Think Twice Before Voting Green in 2016

This election cycle, Bernie Sanders (I-Vt.) has ignited a political revolution that, despite his withdrawal from the Democratic primaries, has had a lasting influence. Many voters still supporting his progressive proposals have expressed contempt at the Hillary Clinton, the Democrats’ nominee. As a result, those on the #Bernieorbust train have decided that if Sanders isn’t the nominee, they would refuse to vote Democrat in November. Instead, they’ll vote Republican, Libertarian, or Green. Out of all of the options, many Sanders supports have opted to go Green.

The Green Party’s nominee, Jill Stein, a political activist and practicing doctor, ran in 2012 and captured less than 500,000 votes, a meager 0.36% of all votes collected. Yet given the circumstances this election season, where a growing number of people are willing to support a third party candidate, many Sanders supporters believe that Stein has an actual chance at winning the election. Stein is running on a highly progressive platform, very similar to that of Sanders, a major reason why she is becoming increasingly popular – she’s now polling at 3%.

But aside the main argument not to vote third party in November – it gives Donald Trump a much higher chance to win over Clinton – there’s still a lot of reasons to not pick Stein.

GMOs: The Green Party’s platform states, “Label GMOs, and put a moratorium on GMOs and pesticides until they are proven safe.” A complete shutdown on the use of GMOs in America would be disastrous; GMOs are integral to the success of the agriculture industry and they’re proven to be safe and beneficial to the environment, something that the Green Party cares about. In fact, more than 100 Nobel laureates have signed a letter requesting Greenpeace to ends its fight against GMOs.
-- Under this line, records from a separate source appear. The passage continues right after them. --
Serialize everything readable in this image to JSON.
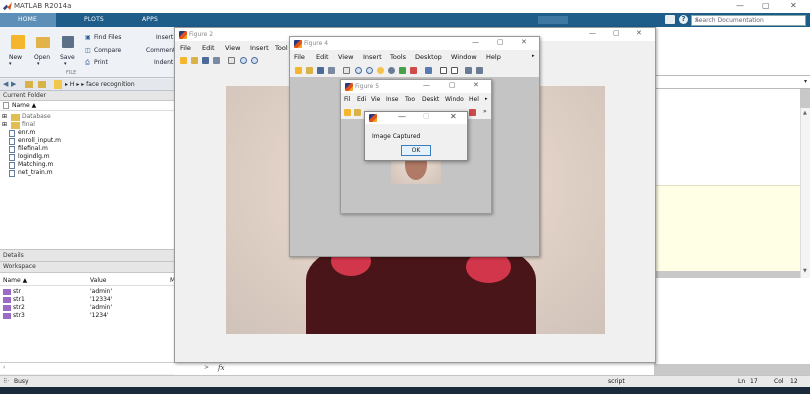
{
  "app": {
    "title": "MATLAB R2014a",
    "minimize": "—",
    "restore": "▢",
    "close": "✕"
  },
  "tabs": [
    "HOME",
    "PLOTS",
    "APPS"
  ],
  "search": {
    "placeholder": "Search Documentation"
  },
  "ribbon": {
    "new": "New",
    "open": "Open",
    "save": "Save",
    "find_files": "Find Files",
    "compare": "Compare",
    "print": "Print",
    "insert": "Insert",
    "comment": "Comment",
    "indent": "Indent",
    "group_file": "FILE"
  },
  "address": {
    "path": "▸ H ▸ ▸ face recognition"
  },
  "current_folder": {
    "header": "Current Folder",
    "column": "Name ▲",
    "items": [
      {
        "name": "Database",
        "kind": "folder"
      },
      {
        "name": "final",
        "kind": "folder"
      },
      {
        "name": "enr.m",
        "kind": "file"
      },
      {
        "name": "enroll_input.m",
        "kind": "file"
      },
      {
        "name": "filefinal.m",
        "kind": "file"
      },
      {
        "name": "logindlg.m",
        "kind": "file"
      },
      {
        "name": "Matching.m",
        "kind": "file"
      },
      {
        "name": "net_train.m",
        "kind": "file"
      }
    ]
  },
  "details": {
    "header": "Details"
  },
  "workspace": {
    "header": "Workspace",
    "columns": [
      "Name ▲",
      "Value",
      "M"
    ],
    "rows": [
      {
        "name": "str",
        "value": "'admin'"
      },
      {
        "name": "str1",
        "value": "'12334'"
      },
      {
        "name": "str2",
        "value": "'admin'"
      },
      {
        "name": "str3",
        "value": "'1234'"
      }
    ]
  },
  "command": {
    "fx": "fx",
    "prompt": ">"
  },
  "status": {
    "busy": "Busy",
    "mode": "script",
    "ln_label": "Ln",
    "ln": "17",
    "col_label": "Col",
    "col": "12"
  },
  "figures": {
    "fig2": {
      "title": "Figure 2",
      "menu": [
        "File",
        "Edit",
        "View",
        "Insert",
        "Tool"
      ]
    },
    "fig4": {
      "title": "Figure 4",
      "menu": [
        "File",
        "Edit",
        "View",
        "Insert",
        "Tools",
        "Desktop",
        "Window",
        "Help"
      ]
    },
    "fig5": {
      "title": "Figure 5",
      "menu": [
        "Fil",
        "Edi",
        "Vie",
        "Inse",
        "Too",
        "Deskt",
        "Windo",
        "Hel"
      ]
    }
  },
  "dialog": {
    "message": "Image Captured",
    "ok": "OK"
  }
}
Nuclear Energy: A few months ago, Stein tweeted, “Nuclear power plants = weapons of mass destruction waiting to be detonated. Time to shut them down. #EndNukes.” While clean, safe energy is a must for America in the future, Stein’s position on nuclear energy is absolutely ludicrous. Nuclear reactors, apart from very few accidents, are extremely safe, and they don’t contribute to climate change. If America wants to turn to clean energy, nuclear power is absolutely necessary. Dismantling every single nuclear power plant because of a minuscule chance of an accident isn’t a feasible way to get America on the right track to renewable energy.

Defense: Stein’s platform states that the US should “restore the National Guard as the centerpiece of our defense” while cutting “military spending by at least 50%.” Making the National Guard the main component of the military, like during the 1800s, isn’t very realistic in the 21st century. Currently, the National Guard is essentially a pseudo-militia whose members train once in every month and are usually used in event of weather-related emergencies. Revamping the standing army to a part-time militia won’t do anything to help America’s security or reputation. And decreasing America’s defense budget is necessary, yes, but radically by 50% is going to do much more harm than good. Stein also doesn’t make any recommendation of what to cut or how cuts are going to be timed. The military budget is definitely excessive, and Stein has an opportunity to show specifically what she would do to control spending in her platform. But she doesn’t.

Stein & the Green Party have potential. Many parts of their platform, like fighting poverty, supporting human rights, and reforming the election process are significant and worthy of discussion. But time and time again, Stein has shown that she’s simply not the candidate for the Presidency; the only elected office she’s held is city council. In one interview, she argued that quantitative easing, a monetary policy used to help the US recover from 2008’s recession, could be used to erase student loans. She then stated that QE “is a magic trick that basically people don’t need to understand any more about than that it is a magic trick.” What?

In other instances, the Green Party is simply impractical. They want America to be 100% clean energy by 2030 (which is just 14 years away) and a “Medicare for all” healthcare system that would be wildly expensive. The Green Party is striving for criminal justice reform, a stronger education system, and a just economy. We need that. But the way the Green Party is tackling many of the issues is unrealistic at best and nonsensical at worst.

Idealism is admirable, but realism is necessary.

[Photo Credit: Gage Skidmore]